WHAT TO PRODUCE: Repeat the whole listing, keeping each line as it is.

::::::::

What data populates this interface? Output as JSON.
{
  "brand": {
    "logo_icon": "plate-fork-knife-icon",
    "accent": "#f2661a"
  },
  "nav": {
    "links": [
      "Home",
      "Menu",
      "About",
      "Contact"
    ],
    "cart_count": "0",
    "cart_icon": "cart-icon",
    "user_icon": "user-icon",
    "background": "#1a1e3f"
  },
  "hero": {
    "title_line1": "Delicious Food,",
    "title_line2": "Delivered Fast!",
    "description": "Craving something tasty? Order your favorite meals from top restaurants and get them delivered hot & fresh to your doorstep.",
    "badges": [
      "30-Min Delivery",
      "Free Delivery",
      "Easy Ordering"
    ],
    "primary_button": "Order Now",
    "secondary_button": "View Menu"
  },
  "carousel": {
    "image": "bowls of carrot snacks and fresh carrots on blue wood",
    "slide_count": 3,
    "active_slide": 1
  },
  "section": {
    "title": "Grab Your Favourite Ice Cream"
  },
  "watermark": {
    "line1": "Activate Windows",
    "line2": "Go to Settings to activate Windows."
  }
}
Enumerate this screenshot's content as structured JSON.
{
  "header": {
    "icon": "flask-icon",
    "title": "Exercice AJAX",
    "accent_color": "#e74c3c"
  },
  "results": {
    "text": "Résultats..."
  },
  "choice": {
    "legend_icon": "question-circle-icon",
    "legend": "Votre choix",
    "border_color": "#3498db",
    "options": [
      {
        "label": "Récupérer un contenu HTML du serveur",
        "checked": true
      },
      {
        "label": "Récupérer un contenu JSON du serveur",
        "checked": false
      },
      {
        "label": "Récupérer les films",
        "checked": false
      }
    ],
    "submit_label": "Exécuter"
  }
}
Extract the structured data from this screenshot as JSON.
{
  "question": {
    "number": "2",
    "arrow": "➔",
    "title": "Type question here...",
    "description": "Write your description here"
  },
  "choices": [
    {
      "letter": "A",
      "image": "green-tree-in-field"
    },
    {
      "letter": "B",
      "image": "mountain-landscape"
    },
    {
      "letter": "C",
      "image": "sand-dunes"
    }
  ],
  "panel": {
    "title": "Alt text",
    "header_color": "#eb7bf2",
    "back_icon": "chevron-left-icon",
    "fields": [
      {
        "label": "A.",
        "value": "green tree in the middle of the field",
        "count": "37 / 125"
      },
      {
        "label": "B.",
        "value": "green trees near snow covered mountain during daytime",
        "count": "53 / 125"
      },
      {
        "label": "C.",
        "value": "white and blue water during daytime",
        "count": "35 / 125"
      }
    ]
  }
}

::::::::

TASK SOLUTION:
What data populates this interface? Output as JSON.
{
  "brand": {
    "logo_icon": "plate-fork-knife-icon",
    "accent": "#f2661a"
  },
  "nav": {
    "links": [
      "Home",
      "Menu",
      "About",
      "Contact"
    ],
    "cart_count": "0",
    "cart_icon": "cart-icon",
    "user_icon": "user-icon",
    "background": "#1a1e3f"
  },
  "hero": {
    "title_line1": "Delicious Food,",
    "title_line2": "Delivered Fast!",
    "description": "Craving something tasty? Order your favorite meals from top restaurants and get them delivered hot & fresh to your doorstep.",
    "badges": [
      "30-Min Delivery",
      "Free Delivery",
      "Easy Ordering"
    ],
    "primary_button": "Order Now",
    "secondary_button": "View Menu"
  },
  "carousel": {
    "image": "bowls of carrot snacks and fresh carrots on blue wood",
    "slide_count": 3,
    "active_slide": 1
  },
  "section": {
    "title": "Grab Your Favourite Ice Cream"
  },
  "watermark": {
    "line1": "Activate Windows",
    "line2": "Go to Settings to activate Windows."
  }
}
Enumerate this screenshot's content as structured JSON.
{
  "header": {
    "icon": "flask-icon",
    "title": "Exercice AJAX",
    "accent_color": "#e74c3c"
  },
  "results": {
    "text": "Résultats..."
  },
  "choice": {
    "legend_icon": "question-circle-icon",
    "legend": "Votre choix",
    "border_color": "#3498db",
    "options": [
      {
        "label": "Récupérer un contenu HTML du serveur",
        "checked": true
      },
      {
        "label": "Récupérer un contenu JSON du serveur",
        "checked": false
      },
      {
        "label": "Récupérer les films",
        "checked": false
      }
    ],
    "submit_label": "Exécuter"
  }
}
Extract the structured data from this screenshot as JSON.
{
  "question": {
    "number": "2",
    "arrow": "➔",
    "title": "Type question here...",
    "description": "Write your description here"
  },
  "choices": [
    {
      "letter": "A",
      "image": "green-tree-in-field"
    },
    {
      "letter": "B",
      "image": "mountain-landscape"
    },
    {
      "letter": "C",
      "image": "sand-dunes"
    }
  ],
  "panel": {
    "title": "Alt text",
    "header_color": "#eb7bf2",
    "back_icon": "chevron-left-icon",
    "fields": [
      {
        "label": "A.",
        "value": "green tree in the middle of the field",
        "count": "37 / 125"
      },
      {
        "label": "B.",
        "value": "green trees near snow covered mountain during daytime",
        "count": "53 / 125"
      },
      {
        "label": "C.",
        "value": "white and blue water during daytime",
        "count": "35 / 125"
      }
    ]
  }
}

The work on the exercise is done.